Posts for: February, 2015
Here's an interesting tidbit of information on Wheel of Fortune host Vanna White: like many people, she grinds her teeth at night. In a detailed interview with Dear Doctor magazine, Vanna explained how she had to replace a filling in a back tooth several times because of her grinding habit. Eventually, she had her dentist make her a nightguard to protect her famous smile.
“I really try to sleep with it every night,” Vanna told the magazine. “I try to keep it on my nightstand so when I go to bed, I remember to put it in. Or I will put it by my toothbrush so I can put it in after brushing my teeth at night.”
The habit of teeth grinding or clenching is often associated with stress and/or sleep deprivation. It is referred to as “parafunctional” (“para” – outside, “function” – normal), meaning it can generate biting forces well outside the normal range — perhaps 10 times normal. This excessive force can affect many areas of the oral system. Teeth may become worn, chipped or loose; jaw joints or muscles can go into spasm; and some grinders (or “bruxers” as they are also called) may even experience discomfort of the head, ears, neck or back.

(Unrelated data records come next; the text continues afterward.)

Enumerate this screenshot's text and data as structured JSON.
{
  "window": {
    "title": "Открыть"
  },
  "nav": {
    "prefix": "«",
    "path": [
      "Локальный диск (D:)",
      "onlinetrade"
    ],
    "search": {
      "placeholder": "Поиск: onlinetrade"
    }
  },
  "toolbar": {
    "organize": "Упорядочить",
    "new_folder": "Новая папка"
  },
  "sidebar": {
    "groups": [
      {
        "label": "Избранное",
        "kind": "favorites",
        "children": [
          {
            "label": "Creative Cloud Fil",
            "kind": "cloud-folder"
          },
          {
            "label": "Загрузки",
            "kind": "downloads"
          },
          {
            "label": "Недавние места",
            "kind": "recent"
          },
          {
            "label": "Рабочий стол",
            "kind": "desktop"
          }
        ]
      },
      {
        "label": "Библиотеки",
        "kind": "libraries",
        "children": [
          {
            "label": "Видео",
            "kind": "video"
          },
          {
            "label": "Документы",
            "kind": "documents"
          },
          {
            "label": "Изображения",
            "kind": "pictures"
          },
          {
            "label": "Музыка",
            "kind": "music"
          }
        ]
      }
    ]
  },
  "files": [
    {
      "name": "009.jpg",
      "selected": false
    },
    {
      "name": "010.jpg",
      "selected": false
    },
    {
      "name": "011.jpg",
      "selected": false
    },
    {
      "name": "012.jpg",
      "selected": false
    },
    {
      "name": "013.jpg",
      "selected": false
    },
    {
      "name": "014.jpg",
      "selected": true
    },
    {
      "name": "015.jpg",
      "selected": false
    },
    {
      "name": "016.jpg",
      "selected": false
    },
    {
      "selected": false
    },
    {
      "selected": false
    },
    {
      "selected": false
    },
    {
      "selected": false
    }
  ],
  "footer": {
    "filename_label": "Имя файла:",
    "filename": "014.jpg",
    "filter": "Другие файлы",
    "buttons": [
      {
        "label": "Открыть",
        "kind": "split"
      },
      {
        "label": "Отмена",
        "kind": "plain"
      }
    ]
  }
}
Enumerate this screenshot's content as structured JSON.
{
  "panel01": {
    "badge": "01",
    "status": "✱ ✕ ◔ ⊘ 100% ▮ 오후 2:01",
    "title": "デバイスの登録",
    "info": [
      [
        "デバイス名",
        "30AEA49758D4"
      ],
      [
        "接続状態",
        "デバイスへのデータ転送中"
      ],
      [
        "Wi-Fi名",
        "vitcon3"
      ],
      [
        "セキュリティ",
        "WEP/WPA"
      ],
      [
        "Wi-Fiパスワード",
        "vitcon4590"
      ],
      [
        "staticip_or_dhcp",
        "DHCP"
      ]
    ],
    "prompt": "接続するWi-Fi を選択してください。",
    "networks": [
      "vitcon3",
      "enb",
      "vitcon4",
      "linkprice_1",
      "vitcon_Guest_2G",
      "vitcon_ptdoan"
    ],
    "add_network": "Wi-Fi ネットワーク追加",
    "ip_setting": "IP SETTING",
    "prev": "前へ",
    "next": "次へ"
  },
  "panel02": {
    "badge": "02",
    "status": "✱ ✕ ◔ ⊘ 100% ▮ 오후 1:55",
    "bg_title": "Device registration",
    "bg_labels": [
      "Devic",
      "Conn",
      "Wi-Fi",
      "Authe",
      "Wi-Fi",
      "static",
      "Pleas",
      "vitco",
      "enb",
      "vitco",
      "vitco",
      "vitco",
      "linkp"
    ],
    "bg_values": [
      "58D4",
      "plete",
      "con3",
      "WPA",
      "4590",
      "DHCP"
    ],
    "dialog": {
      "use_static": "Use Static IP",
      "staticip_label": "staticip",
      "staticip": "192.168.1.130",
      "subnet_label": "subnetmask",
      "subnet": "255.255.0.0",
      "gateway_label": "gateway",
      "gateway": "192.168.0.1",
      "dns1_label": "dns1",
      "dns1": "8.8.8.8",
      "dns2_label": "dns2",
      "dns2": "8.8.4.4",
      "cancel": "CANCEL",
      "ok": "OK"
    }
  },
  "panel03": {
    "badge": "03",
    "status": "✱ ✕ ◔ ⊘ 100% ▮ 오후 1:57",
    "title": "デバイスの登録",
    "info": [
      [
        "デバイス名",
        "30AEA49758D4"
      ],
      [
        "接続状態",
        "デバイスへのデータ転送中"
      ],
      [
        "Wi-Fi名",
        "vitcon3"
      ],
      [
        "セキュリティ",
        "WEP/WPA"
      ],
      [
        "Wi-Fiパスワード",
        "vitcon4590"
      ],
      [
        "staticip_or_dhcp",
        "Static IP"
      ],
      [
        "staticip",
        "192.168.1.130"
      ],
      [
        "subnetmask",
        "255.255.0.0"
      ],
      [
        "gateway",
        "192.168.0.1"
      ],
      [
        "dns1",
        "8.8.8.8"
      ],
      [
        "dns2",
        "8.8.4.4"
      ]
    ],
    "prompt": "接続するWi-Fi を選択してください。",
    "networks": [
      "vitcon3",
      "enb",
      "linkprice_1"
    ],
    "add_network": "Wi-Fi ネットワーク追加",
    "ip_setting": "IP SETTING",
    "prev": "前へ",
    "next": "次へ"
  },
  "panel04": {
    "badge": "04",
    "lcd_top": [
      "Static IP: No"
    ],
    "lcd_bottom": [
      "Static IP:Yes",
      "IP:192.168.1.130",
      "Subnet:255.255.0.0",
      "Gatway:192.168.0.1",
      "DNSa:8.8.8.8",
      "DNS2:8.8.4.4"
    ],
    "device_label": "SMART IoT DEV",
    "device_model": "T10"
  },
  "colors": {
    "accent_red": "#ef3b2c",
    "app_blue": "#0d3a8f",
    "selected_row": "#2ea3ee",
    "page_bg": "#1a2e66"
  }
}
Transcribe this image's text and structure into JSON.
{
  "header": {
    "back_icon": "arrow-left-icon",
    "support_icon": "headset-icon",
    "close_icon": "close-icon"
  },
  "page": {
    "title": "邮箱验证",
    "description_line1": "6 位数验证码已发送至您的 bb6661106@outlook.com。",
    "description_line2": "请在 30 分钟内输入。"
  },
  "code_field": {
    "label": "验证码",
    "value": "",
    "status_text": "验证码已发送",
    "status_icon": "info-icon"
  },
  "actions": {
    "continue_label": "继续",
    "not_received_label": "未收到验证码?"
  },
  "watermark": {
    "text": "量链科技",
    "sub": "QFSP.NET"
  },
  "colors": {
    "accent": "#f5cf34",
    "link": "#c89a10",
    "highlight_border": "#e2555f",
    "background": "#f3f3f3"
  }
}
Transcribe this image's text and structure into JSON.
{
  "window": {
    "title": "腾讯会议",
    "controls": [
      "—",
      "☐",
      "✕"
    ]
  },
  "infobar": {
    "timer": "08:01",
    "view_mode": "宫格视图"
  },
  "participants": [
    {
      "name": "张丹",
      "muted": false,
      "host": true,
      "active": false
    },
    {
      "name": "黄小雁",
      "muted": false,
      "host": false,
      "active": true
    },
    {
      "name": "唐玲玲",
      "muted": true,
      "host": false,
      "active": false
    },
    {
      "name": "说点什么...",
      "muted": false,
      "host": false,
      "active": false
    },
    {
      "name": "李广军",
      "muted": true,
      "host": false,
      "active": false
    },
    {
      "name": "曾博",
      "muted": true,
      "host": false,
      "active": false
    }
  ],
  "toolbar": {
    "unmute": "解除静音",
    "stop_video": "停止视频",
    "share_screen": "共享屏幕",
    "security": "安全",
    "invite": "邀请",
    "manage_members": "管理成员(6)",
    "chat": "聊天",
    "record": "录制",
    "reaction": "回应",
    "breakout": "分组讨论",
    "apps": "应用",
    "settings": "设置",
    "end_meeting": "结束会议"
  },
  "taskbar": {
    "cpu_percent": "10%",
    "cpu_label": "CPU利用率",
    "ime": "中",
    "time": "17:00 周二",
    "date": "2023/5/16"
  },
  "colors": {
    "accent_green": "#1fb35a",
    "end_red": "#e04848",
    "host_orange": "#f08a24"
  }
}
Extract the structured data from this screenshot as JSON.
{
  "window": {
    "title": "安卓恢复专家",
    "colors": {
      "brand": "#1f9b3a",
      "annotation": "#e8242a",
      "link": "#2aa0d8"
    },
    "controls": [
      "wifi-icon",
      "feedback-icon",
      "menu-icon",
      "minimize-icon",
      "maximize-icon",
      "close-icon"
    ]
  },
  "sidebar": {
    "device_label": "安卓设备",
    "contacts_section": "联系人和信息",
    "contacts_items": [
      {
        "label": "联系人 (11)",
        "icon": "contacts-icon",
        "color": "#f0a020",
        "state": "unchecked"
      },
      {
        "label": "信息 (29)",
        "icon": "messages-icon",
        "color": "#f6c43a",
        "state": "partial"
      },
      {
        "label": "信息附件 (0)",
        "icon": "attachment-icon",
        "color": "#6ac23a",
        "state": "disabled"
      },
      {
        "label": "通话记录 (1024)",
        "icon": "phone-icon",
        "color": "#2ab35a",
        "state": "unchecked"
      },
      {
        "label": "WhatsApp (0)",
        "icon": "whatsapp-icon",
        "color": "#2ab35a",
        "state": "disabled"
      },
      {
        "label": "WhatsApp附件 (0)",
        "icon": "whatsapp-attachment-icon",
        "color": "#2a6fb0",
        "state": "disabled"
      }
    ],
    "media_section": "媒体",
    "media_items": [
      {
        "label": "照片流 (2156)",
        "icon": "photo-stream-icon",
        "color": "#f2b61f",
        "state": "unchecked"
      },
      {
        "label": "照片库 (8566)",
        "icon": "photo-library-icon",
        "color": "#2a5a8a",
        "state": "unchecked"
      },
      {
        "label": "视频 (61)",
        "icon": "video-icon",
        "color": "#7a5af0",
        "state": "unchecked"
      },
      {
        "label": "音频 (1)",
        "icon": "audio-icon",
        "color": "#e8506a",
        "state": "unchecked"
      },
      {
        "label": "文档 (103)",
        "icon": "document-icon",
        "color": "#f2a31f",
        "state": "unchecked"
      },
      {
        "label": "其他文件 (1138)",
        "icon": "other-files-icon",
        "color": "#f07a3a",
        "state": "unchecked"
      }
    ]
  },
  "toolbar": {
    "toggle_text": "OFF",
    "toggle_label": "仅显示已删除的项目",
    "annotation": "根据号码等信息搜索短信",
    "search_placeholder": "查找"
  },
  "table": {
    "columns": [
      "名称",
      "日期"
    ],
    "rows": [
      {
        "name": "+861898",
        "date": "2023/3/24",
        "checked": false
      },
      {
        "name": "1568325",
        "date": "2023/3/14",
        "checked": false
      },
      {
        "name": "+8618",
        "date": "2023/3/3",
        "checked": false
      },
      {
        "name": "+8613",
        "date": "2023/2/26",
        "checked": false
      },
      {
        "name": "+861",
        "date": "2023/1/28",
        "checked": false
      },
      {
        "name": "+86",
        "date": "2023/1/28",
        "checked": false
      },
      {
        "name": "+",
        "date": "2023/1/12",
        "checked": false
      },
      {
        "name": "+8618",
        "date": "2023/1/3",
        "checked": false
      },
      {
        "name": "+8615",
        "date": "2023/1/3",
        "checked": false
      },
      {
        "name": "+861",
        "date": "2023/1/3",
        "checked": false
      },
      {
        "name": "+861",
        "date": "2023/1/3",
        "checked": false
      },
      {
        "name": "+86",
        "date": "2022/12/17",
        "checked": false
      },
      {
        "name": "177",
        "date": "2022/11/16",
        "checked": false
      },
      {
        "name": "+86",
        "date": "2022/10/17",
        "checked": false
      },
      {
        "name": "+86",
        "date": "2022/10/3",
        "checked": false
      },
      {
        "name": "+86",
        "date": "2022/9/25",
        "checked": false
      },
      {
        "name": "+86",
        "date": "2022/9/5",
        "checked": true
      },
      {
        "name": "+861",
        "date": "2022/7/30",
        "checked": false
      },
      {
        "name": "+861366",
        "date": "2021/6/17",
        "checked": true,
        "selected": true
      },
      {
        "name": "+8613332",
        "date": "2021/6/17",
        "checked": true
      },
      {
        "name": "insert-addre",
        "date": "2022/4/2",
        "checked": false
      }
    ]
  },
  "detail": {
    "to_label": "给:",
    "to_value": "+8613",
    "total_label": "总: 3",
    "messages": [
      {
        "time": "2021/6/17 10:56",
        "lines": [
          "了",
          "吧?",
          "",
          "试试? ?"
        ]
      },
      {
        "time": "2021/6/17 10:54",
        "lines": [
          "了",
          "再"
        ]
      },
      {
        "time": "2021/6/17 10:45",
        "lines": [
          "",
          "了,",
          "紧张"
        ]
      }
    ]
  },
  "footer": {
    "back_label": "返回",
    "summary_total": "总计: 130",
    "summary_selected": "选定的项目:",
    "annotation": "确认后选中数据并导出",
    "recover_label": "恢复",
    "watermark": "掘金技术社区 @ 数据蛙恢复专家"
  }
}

Many times, a person with a grinding habit does not become aware of it until it is pointed out by a sleep partner or dental professional.
Like Vanna White's dentist, we often recommend a nightguard to those with nocturnal bruxing habits. It is made of a very thin, wear-resistant plastic that fits over the biting surfaces of the upper teeth only. The lower teeth are then free to glide or skate over the guard, which prevents them from biting into the upper teeth. Some people wear their guards during the day if they tend to clench their teeth when under stress.
If you are concerned about teeth grinding or interested in learning more about nightguards, please contact us today to schedule an appointment for a consultation. If you would like to read Dear Doctor's entire interview with Vanna White, please see “Vanna White.” Dear Doctor also has more on “Stress & Tooth Habits.”
Braces are certainly the most recognized means for moving misaligned teeth. But depending on your or your family member’s particular malocclusion (bad bite), your orthodontist may also include other “anchorage” appliances to achieve the best results.
We can move teeth because of a mechanism that already exists in the mouth. The periodontal ligament, which holds teeth in place by attaching the tooth surface to the jawbone, allows teeth to move if needed in response to biting forces or normal tooth wear. Using braces or similar appliances, orthodontists can apply gentle but constant pressure to move teeth to new and better positions.
This applied pressure, however, soon encounters an “equal and opposite reaction,” in accordance with Newton’s third law of motion. In a way, we’re playing tug-of-war with the periodontal ligament — and as in the playground game, the key to “winning” is having the stronger point of resistance, something we call anchorage.
We often use the teeth themselves to establish this anchorage with the help of elastics (rubber bands) attached at various locations in the braces. Sometimes, though, the situation requires a different form of anchorage. In a younger patient, for example, we may want to influence the facial structure’s growth and development along with tooth movement. In this case we might use the patient’s skull for additional anchorage by having a strap running around the back of the head that attaches to brackets affixed to the teeth.
Another method involves a temporary anchorage device (TAD) directly implanted into the jawbone. We use TADs to isolate teeth we want under pressure from teeth we don’t (as with moving front teeth back without causing the back teeth to move forward). Usually made of stainless steel that won’t fuse with bone, TADs are relatively simple to remove once treatment is complete. Another form of anchorage is a titanium micro-implant, a miniature version of a dental implant that’s also inserted into the bone; like its larger relative, micro-implants fuse with the bone to add greater stability. Their diminutive size, however, eases any difficulty in their eventual removal.
Though some of these appliances aren’t visually appealing, they are temporary in nature and only applied for as long as needed. The end result, though, is permanent — beautifully aligned teeth that perform well and look great.